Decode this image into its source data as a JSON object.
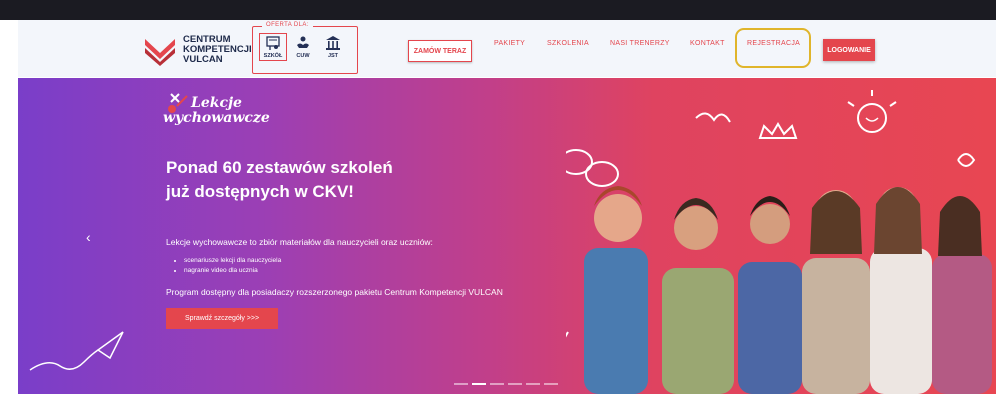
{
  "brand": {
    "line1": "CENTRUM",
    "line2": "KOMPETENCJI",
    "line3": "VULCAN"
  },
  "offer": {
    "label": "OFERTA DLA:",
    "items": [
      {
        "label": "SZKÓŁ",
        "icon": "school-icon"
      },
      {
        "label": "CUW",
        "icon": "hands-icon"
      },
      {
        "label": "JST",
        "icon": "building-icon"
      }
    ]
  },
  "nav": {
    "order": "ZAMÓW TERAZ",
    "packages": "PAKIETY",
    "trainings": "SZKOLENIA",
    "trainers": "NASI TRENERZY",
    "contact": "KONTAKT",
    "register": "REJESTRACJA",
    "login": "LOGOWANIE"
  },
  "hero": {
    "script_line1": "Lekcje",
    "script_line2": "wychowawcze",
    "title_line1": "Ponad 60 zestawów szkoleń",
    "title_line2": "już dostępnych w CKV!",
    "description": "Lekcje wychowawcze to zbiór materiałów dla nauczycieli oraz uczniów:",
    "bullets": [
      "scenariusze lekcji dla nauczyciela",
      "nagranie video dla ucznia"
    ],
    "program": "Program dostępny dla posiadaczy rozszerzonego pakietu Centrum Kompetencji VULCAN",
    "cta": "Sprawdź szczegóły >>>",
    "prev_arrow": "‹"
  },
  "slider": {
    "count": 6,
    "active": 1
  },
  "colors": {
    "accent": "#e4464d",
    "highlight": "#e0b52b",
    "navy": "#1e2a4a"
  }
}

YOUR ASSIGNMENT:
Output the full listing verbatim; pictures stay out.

EXERCISE RESULT:
Decode this image into its source data as a JSON object.
{
  "brand": {
    "line1": "CENTRUM",
    "line2": "KOMPETENCJI",
    "line3": "VULCAN"
  },
  "offer": {
    "label": "OFERTA DLA:",
    "items": [
      {
        "label": "SZKÓŁ",
        "icon": "school-icon"
      },
      {
        "label": "CUW",
        "icon": "hands-icon"
      },
      {
        "label": "JST",
        "icon": "building-icon"
      }
    ]
  },
  "nav": {
    "order": "ZAMÓW TERAZ",
    "packages": "PAKIETY",
    "trainings": "SZKOLENIA",
    "trainers": "NASI TRENERZY",
    "contact": "KONTAKT",
    "register": "REJESTRACJA",
    "login": "LOGOWANIE"
  },
  "hero": {
    "script_line1": "Lekcje",
    "script_line2": "wychowawcze",
    "title_line1": "Ponad 60 zestawów szkoleń",
    "title_line2": "już dostępnych w CKV!",
    "description": "Lekcje wychowawcze to zbiór materiałów dla nauczycieli oraz uczniów:",
    "bullets": [
      "scenariusze lekcji dla nauczyciela",
      "nagranie video dla ucznia"
    ],
    "program": "Program dostępny dla posiadaczy rozszerzonego pakietu Centrum Kompetencji VULCAN",
    "cta": "Sprawdź szczegóły >>>",
    "prev_arrow": "‹"
  },
  "slider": {
    "count": 6,
    "active": 1
  },
  "colors": {
    "accent": "#e4464d",
    "highlight": "#e0b52b",
    "navy": "#1e2a4a"
  }
}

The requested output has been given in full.